_TASK REQUIREMENTS_
Each entry should be returned exactly as written, with no pictures carried over.
◆ ◆ ◆ ◆
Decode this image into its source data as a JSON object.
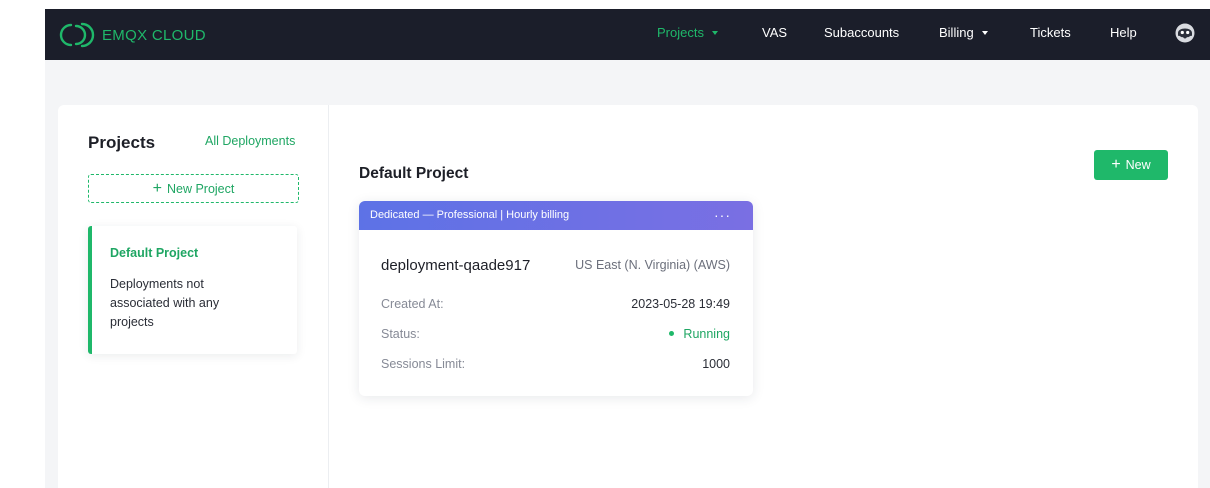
{
  "brand": {
    "name": "EMQX CLOUD",
    "accent": "#1fb86a"
  },
  "nav": {
    "items": [
      {
        "label": "Projects",
        "dropdown": true,
        "active": true
      },
      {
        "label": "VAS"
      },
      {
        "label": "Subaccounts"
      },
      {
        "label": "Billing",
        "dropdown": true
      },
      {
        "label": "Tickets"
      },
      {
        "label": "Help"
      }
    ],
    "avatar_icon": "user-avatar-icon"
  },
  "sidebar": {
    "title": "Projects",
    "all_link": "All Deployments",
    "new_project_label": "New Project",
    "projects": [
      {
        "name": "Default Project",
        "description": "Deployments not associated with any projects",
        "selected": true
      }
    ]
  },
  "main": {
    "title": "Default Project",
    "new_button_label": "New",
    "deployments": [
      {
        "header": "Dedicated — Professional | Hourly billing",
        "name": "deployment-qaade917",
        "region": "US East (N. Virginia) (AWS)",
        "created_label": "Created At:",
        "created_value": "2023-05-28 19:49",
        "status_label": "Status:",
        "status_value": "Running",
        "sessions_label": "Sessions Limit:",
        "sessions_value": "1000"
      }
    ]
  },
  "colors": {
    "navbar": "#1b1e2a",
    "header_gradient": [
      "#5d72e6",
      "#7a6fe3"
    ],
    "status_running": "#1fb86a"
  }
}
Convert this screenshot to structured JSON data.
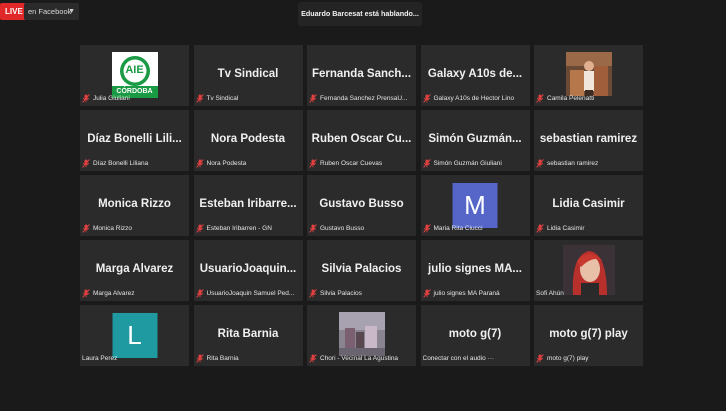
{
  "live": {
    "badge": "LIVE",
    "destination": "en Facebook"
  },
  "speaker": {
    "text": "Eduardo Barcesat está hablando..."
  },
  "colors": {
    "live_red": "#e02828",
    "muted_red": "#e04040",
    "avatar_m": "#5566c8",
    "avatar_l": "#1e9aa0"
  },
  "tiles": [
    {
      "name": "",
      "label": "Julia Giuliani",
      "visual": "aie-logo",
      "logo_text": "AIE",
      "logo_sub": "CÓRDOBA"
    },
    {
      "name": "Tv Sindical",
      "label": "Tv Sindical"
    },
    {
      "name": "Fernanda Sanch...",
      "label": "Fernanda Sanchez PrensaU..."
    },
    {
      "name": "Galaxy A10s de...",
      "label": "Galaxy A10s de Hector Lino"
    },
    {
      "name": "",
      "label": "Camila Pelenatti",
      "visual": "photo-camila"
    },
    {
      "name": "Díaz Bonelli Lili...",
      "label": "Díaz Bonelli Liliana"
    },
    {
      "name": "Nora Podesta",
      "label": "Nora Podesta"
    },
    {
      "name": "Ruben Oscar Cu...",
      "label": "Ruben Oscar Cuevas"
    },
    {
      "name": "Simón Guzmán...",
      "label": "Simón Guzmán Giuliani"
    },
    {
      "name": "sebastian ramirez",
      "label": "sebastian ramirez"
    },
    {
      "name": "Monica Rizzo",
      "label": "Monica Rizzo"
    },
    {
      "name": "Esteban Iribarre...",
      "label": "Esteban Iribarren - GN"
    },
    {
      "name": "Gustavo Busso",
      "label": "Gustavo Busso"
    },
    {
      "name": "",
      "label": "Maria Rita Ciucci",
      "visual": "letter",
      "letter": "M"
    },
    {
      "name": "Lidia Casimir",
      "label": "Lidia Casimir"
    },
    {
      "name": "Marga Alvarez",
      "label": "Marga Alvarez"
    },
    {
      "name": "UsuarioJoaquin...",
      "label": "UsuarioJoaquin Samuel Ped..."
    },
    {
      "name": "Silvia Palacios",
      "label": "Silvia Palacios"
    },
    {
      "name": "julio signes MA...",
      "label": "julio signes MA Paraná"
    },
    {
      "name": "",
      "label": "Sofi Ahún",
      "visual": "photo-sofi",
      "no_mic": true
    },
    {
      "name": "",
      "label": "Laura Perez",
      "visual": "letter",
      "letter": "L",
      "no_mic": true
    },
    {
      "name": "Rita Barnia",
      "label": "Rita Barnia"
    },
    {
      "name": "",
      "label": "Chori - Vecinal La Agustina",
      "visual": "photo-chori"
    },
    {
      "name": "moto g(7)",
      "label": "Conectar con el audio ···",
      "no_mic": true
    },
    {
      "name": "moto g(7) play",
      "label": "moto g(7) play"
    }
  ]
}
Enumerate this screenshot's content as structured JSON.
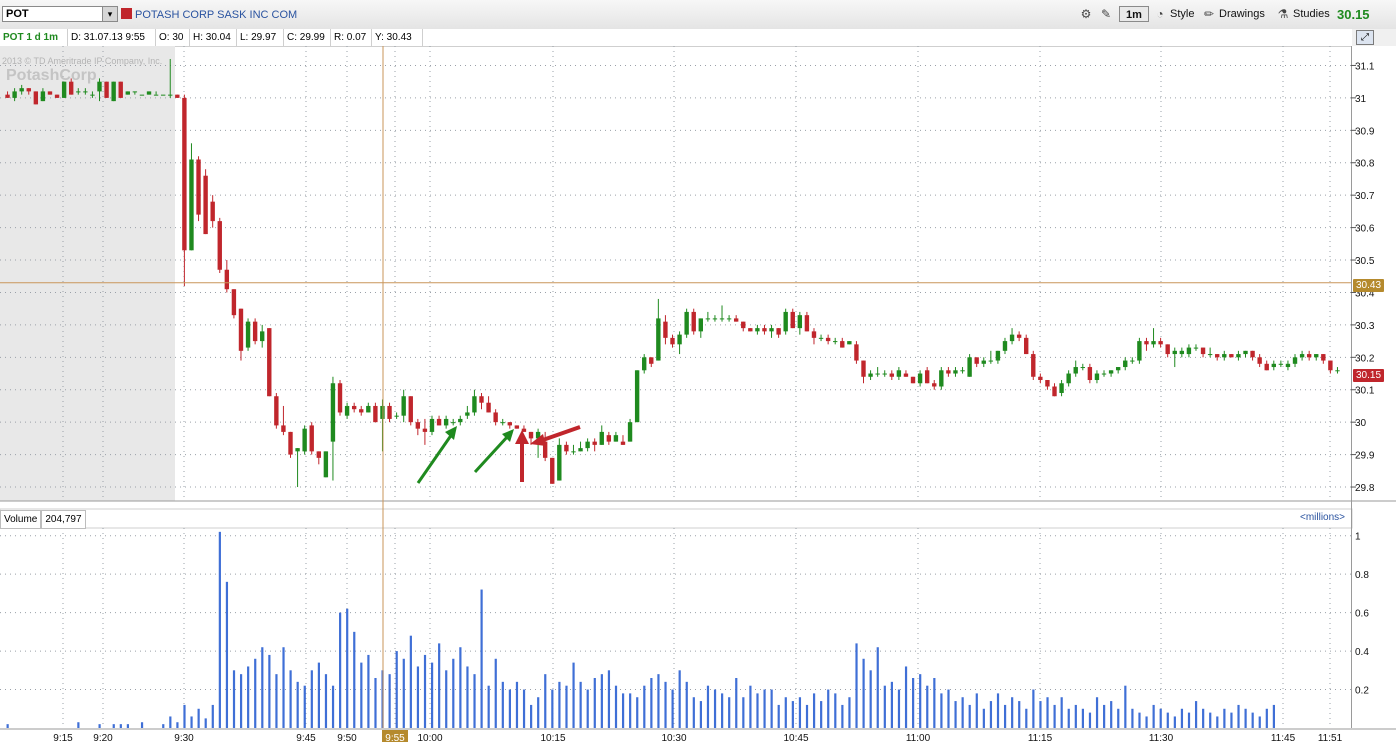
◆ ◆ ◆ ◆
_TASK RESULT_
Decode this image into its source data as a JSON object.
{
  "brand": {
    "name": "EMQX CLOUD",
    "accent": "#1fb86a"
  },
  "nav": {
    "items": [
      {
        "label": "Projects",
        "dropdown": true,
        "active": true
      },
      {
        "label": "VAS"
      },
      {
        "label": "Subaccounts"
      },
      {
        "label": "Billing",
        "dropdown": true
      },
      {
        "label": "Tickets"
      },
      {
        "label": "Help"
      }
    ],
    "avatar_icon": "user-avatar-icon"
  },
  "sidebar": {
    "title": "Projects",
    "all_link": "All Deployments",
    "new_project_label": "New Project",
    "projects": [
      {
        "name": "Default Project",
        "description": "Deployments not associated with any projects",
        "selected": true
      }
    ]
  },
  "main": {
    "title": "Default Project",
    "new_button_label": "New",
    "deployments": [
      {
        "header": "Dedicated — Professional | Hourly billing",
        "name": "deployment-qaade917",
        "region": "US East (N. Virginia) (AWS)",
        "created_label": "Created At:",
        "created_value": "2023-05-28 19:49",
        "status_label": "Status:",
        "status_value": "Running",
        "sessions_label": "Sessions Limit:",
        "sessions_value": "1000"
      }
    ]
  },
  "colors": {
    "navbar": "#1b1e2a",
    "header_gradient": [
      "#5d72e6",
      "#7a6fe3"
    ],
    "status_running": "#1fb86a"
  }
}
Convert this screenshot to structured JSON data.
{
  "live": {
    "badge": "LIVE",
    "destination": "en Facebook"
  },
  "speaker": {
    "text": "Eduardo Barcesat está hablando..."
  },
  "colors": {
    "live_red": "#e02828",
    "muted_red": "#e04040",
    "avatar_m": "#5566c8",
    "avatar_l": "#1e9aa0"
  },
  "tiles": [
    {
      "name": "",
      "label": "Julia Giuliani",
      "visual": "aie-logo",
      "logo_text": "AIE",
      "logo_sub": "CÓRDOBA"
    },
    {
      "name": "Tv Sindical",
      "label": "Tv Sindical"
    },
    {
      "name": "Fernanda Sanch...",
      "label": "Fernanda Sanchez PrensaU..."
    },
    {
      "name": "Galaxy A10s de...",
      "label": "Galaxy A10s de Hector Lino"
    },
    {
      "name": "",
      "label": "Camila Pelenatti",
      "visual": "photo-camila"
    },
    {
      "name": "Díaz Bonelli Lili...",
      "label": "Díaz Bonelli Liliana"
    },
    {
      "name": "Nora Podesta",
      "label": "Nora Podesta"
    },
    {
      "name": "Ruben Oscar Cu...",
      "label": "Ruben Oscar Cuevas"
    },
    {
      "name": "Simón Guzmán...",
      "label": "Simón Guzmán Giuliani"
    },
    {
      "name": "sebastian ramirez",
      "label": "sebastian ramirez"
    },
    {
      "name": "Monica Rizzo",
      "label": "Monica Rizzo"
    },
    {
      "name": "Esteban Iribarre...",
      "label": "Esteban Iribarren - GN"
    },
    {
      "name": "Gustavo Busso",
      "label": "Gustavo Busso"
    },
    {
      "name": "",
      "label": "Maria Rita Ciucci",
      "visual": "letter",
      "letter": "M"
    },
    {
      "name": "Lidia Casimir",
      "label": "Lidia Casimir"
    },
    {
      "name": "Marga Alvarez",
      "label": "Marga Alvarez"
    },
    {
      "name": "UsuarioJoaquin...",
      "label": "UsuarioJoaquin Samuel Ped..."
    },
    {
      "name": "Silvia Palacios",
      "label": "Silvia Palacios"
    },
    {
      "name": "julio signes MA...",
      "label": "julio signes MA Paraná"
    },
    {
      "name": "",
      "label": "Sofi Ahún",
      "visual": "photo-sofi",
      "no_mic": true
    },
    {
      "name": "",
      "label": "Laura Perez",
      "visual": "letter",
      "letter": "L",
      "no_mic": true
    },
    {
      "name": "Rita Barnia",
      "label": "Rita Barnia"
    },
    {
      "name": "",
      "label": "Chori - Vecinal La Agustina",
      "visual": "photo-chori"
    },
    {
      "name": "moto g(7)",
      "label": "Conectar con el audio ···",
      "no_mic": true
    },
    {
      "name": "moto g(7) play",
      "label": "moto g(7) play"
    }
  ]
}
Enumerate this screenshot's content as structured JSON.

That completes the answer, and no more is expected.